● Requirement: What lines in the records include the string "LKOH"? Return each one.

● Record excerpts:

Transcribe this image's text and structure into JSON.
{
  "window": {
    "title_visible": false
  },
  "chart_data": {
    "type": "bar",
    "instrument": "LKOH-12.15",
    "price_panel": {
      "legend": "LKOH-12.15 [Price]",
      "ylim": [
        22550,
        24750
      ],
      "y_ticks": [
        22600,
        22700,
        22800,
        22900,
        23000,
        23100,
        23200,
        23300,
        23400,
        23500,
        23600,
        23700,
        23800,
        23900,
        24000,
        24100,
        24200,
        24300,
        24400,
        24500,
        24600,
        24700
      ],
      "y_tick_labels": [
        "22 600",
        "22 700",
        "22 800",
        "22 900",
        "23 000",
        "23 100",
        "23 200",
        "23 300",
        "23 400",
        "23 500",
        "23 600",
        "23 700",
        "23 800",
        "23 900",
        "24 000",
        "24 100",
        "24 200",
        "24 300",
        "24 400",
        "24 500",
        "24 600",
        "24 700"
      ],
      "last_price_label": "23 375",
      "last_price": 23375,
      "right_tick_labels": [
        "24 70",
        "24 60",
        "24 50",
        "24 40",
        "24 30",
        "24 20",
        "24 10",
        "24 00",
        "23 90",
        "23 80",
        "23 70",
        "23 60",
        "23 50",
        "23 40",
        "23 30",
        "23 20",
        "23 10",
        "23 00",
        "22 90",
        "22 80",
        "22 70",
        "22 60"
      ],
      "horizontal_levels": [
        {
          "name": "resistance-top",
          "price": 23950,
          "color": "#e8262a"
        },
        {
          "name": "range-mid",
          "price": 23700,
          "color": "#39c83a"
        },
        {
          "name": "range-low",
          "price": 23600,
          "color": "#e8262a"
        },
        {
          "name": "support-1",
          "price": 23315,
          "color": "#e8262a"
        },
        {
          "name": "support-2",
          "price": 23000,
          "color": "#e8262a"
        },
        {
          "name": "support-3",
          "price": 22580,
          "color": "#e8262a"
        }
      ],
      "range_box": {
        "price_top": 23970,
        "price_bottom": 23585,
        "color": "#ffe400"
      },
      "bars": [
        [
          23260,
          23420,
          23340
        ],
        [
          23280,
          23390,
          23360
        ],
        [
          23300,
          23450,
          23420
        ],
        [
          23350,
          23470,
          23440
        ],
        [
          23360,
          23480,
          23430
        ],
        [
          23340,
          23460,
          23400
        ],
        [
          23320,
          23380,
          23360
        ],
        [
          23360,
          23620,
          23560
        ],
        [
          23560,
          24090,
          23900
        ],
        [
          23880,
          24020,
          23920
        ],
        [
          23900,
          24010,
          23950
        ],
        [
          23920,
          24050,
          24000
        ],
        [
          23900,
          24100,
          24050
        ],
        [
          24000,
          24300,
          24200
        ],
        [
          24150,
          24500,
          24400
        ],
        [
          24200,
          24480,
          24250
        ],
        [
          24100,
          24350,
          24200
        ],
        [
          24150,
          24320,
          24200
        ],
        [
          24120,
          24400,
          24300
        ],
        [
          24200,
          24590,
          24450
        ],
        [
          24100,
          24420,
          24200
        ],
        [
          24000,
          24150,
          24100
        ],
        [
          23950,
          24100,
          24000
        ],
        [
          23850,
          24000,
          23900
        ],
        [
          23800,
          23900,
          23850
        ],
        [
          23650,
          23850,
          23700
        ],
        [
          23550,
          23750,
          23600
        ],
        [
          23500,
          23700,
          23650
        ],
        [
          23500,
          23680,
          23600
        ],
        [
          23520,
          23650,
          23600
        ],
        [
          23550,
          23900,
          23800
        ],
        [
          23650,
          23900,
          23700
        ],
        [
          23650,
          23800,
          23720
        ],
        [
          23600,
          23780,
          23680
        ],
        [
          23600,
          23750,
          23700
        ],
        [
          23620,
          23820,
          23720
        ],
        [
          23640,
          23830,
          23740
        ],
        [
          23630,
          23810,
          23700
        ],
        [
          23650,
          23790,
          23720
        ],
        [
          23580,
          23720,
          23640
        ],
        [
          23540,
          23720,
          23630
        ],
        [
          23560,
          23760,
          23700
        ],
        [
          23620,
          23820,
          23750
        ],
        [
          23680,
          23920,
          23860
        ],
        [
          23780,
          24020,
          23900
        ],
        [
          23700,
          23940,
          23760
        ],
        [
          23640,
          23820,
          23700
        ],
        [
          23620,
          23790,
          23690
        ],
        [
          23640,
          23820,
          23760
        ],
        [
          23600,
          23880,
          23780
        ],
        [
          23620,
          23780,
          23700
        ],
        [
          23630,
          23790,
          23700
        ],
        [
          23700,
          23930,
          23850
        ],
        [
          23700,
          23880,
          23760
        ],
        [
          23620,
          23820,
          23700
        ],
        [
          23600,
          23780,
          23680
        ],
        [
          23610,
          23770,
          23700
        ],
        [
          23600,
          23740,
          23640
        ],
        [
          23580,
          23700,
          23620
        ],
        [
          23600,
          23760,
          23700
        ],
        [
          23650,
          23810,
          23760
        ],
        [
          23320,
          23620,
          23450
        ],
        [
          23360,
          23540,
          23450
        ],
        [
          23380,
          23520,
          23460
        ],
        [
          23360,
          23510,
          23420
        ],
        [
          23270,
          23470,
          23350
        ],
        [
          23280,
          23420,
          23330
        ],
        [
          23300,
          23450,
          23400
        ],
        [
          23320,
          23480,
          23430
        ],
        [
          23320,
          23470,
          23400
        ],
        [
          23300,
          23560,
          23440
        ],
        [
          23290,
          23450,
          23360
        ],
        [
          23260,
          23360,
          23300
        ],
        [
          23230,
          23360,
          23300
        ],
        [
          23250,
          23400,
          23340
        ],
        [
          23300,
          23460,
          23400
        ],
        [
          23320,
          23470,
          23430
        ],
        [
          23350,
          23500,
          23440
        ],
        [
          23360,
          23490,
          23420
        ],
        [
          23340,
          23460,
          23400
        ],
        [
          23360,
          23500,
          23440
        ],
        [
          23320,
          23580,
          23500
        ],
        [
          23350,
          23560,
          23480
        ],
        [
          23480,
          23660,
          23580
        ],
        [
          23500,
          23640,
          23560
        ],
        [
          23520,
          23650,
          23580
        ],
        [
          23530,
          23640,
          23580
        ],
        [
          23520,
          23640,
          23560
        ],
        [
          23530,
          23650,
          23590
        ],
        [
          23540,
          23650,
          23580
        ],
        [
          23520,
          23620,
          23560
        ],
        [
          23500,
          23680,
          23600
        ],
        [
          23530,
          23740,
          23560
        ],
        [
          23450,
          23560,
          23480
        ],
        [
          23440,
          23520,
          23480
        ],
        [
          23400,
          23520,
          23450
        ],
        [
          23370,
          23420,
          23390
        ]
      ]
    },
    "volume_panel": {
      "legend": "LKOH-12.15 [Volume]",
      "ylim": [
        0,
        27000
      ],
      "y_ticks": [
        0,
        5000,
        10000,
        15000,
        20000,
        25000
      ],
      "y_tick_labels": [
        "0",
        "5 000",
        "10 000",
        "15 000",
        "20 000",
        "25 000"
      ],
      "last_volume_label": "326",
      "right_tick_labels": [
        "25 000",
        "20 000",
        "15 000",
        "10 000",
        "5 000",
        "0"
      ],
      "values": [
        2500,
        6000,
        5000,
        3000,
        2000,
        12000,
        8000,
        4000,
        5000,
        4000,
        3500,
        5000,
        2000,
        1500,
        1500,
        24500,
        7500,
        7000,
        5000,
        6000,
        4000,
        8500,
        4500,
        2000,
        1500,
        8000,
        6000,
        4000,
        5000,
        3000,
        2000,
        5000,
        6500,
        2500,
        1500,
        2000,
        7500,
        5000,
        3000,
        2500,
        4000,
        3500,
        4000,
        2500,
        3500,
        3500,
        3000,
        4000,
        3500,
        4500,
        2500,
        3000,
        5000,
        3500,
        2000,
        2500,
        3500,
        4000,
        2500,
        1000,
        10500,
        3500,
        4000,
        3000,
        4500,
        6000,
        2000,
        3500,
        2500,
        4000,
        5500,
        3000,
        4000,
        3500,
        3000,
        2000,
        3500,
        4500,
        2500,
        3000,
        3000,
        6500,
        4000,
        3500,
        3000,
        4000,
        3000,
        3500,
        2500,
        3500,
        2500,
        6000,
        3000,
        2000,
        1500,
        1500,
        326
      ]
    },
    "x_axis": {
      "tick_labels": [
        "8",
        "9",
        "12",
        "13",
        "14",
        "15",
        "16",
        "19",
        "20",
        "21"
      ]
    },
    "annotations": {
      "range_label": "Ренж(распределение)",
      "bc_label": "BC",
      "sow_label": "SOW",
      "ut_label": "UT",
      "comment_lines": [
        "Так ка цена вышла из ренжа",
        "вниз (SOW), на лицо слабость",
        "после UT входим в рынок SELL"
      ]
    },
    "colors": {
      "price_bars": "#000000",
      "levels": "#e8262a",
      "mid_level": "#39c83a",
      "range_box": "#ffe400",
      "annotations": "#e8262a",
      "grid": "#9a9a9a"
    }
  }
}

● Exercise response:
    "instrument": "LKOH-12.15",
      "legend": "LKOH-12.15 [Price]",
      "legend": "LKOH-12.15 [Volume]",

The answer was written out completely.